While 'Halloween IV' holds a spot in my heart as one of the better, albeit maybe a bit slow, 'Halloween' movies, its direct sequel is, in my opinion, where the series starts to tilt downhill. I'd consider it a guilty pleasure, much like I'd consider most slashers from this era (that's why I love them so much), but this is also where the beginning of the concept of "Thorn" comes into play. Not until the very end, but still, it's there and would become much more abundant in 'Halloween VI,' but I'll get to that junk heap later.
For now, however, we'll focus on this "bridge" movie, in which Michael Myers (Don Shanks) continues to stalk his niece, Jamie Lloyd (Danielle Harris), but also gives us hints as to what they're planning for 'Halloween VI' with a whole bunch of confusing small details, such as the "Mark of Thorn" on Michael's right wrist and a mysterious Man in Black (also Don Shanks) who comes to town, only to come into play at the very end and leave the audience with more questions. They'll, again, be answered with the 'Halloween VI' review. For now, let's go back and spoil the ending of 'Halloween IV' for many, as that's essentially where things pick up.
'Halloween' fans understand how iconic the ending scene of 'Halloween 4' is with the image of Jamie in her full clown costume, brandishing a pair of scissors (don't run with scissors, kids) and bloodied after having just attacked her stepmother. This act admits her to the Haddonfield Children's Clinic, where she has been rendered mute after the attack on her stepmother, and her terrible dreams have been upgraded to hallucinations that seem to attach to her Uncle Mickey and warn her of who's next when it comes to his victims. Again, Harris' acting at such a young age is convincing as she makes things look almost painful when she's struggling with things.

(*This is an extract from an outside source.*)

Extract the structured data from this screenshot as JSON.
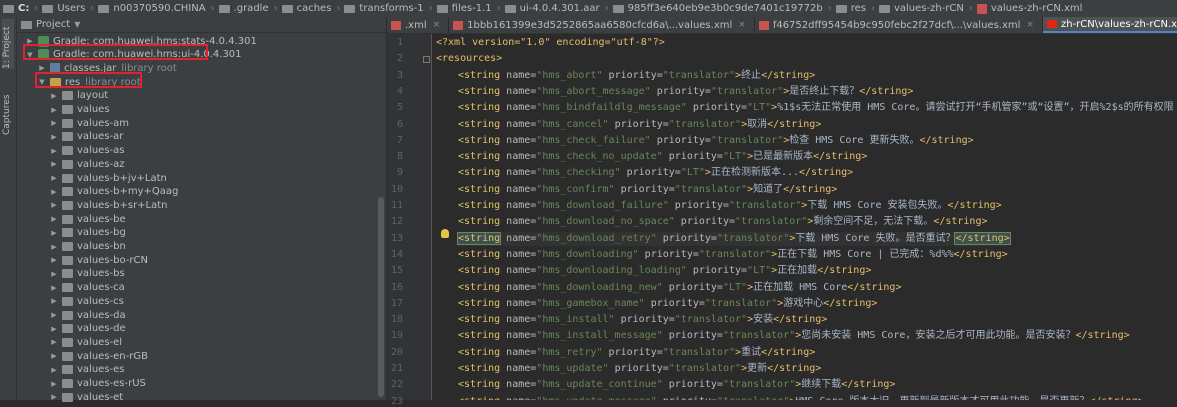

In the meantime, after Michael is seemingly blown away by Sheriff Meeker (Beau Starr) and his fellow Illinois PD officers, he gets sent down a river. He is discovered by an old hermit who evidently cared for him for about a year. Then, of course, on Halloween of '89, Michael wakes up to whatever this calling is to kill his family, and he continues his hunt for Jamie. At the same time, Loomis (Donald Pleasence) tries to intercept Michael's attacks, often offering Jamie straight-up trauma in the process, piled up on top of whatever she's experienced already. At times, it's actually almost funny, especially with the way Pleasence acts, delivering an almost unnecessarily Shakespearean weight to things.
Rachel (Elle Cornell) and her friend Tina (Wendy Foxworth) visit Jamie regularly and try to make her life as pleasant as they can, but as far as likeable characters go in this chapter, these two make about the extent of it. The rest of the time, we have a combination of bumbling cops, a few teens we actually want to see Michael do away with, and a Loomis who one can't help but hate just a little bit here, wanting to stop Michael, whatever the cost may be. There's nothing pleasant about any of his interactions with Jamie, and I can only just feel bad for her in this almost more than in 'Halloween 4'.
There are likeable characters here, but they're few and far between, including a sweet boy with perhaps a bit of a crush on Jamie named Billy (Jeffrey Landman, who would go on to sing alongside Little Richard for the 'Magic School Bus' theme song) and a cop who seems ready to do anything to defend her, deputy Charlie (Troy Evans). All the while, no one except Loomis and Billy really seems to be paying much attention to her significant hallucinations and what they actually mean. Despite the likeability of some of the aforementioned characters, it gets incredibly frustrating to watch at times.
I think what really brings the movie down, however, is also what kind of helps make it interesting. That said, it's only interesting if you watch this, have 'Halloween 6' explain things, and then come back to this to pick up on it all. And it's not really in a fun way, like watching 'Fight Club' twice in a row. Here, it feels like more of a chore. Sort of a "why couldn't this be explained in 'Halloween 5'? Either way, this whole timeline would count as the first timeline to be trashed and retconned, so I'm not sure how much it matters at this point. But I( can say that the "Thorn Trilogy" ('Halloween 4' - 'Halloween 6') can still make for something of a fun guilty pleasure.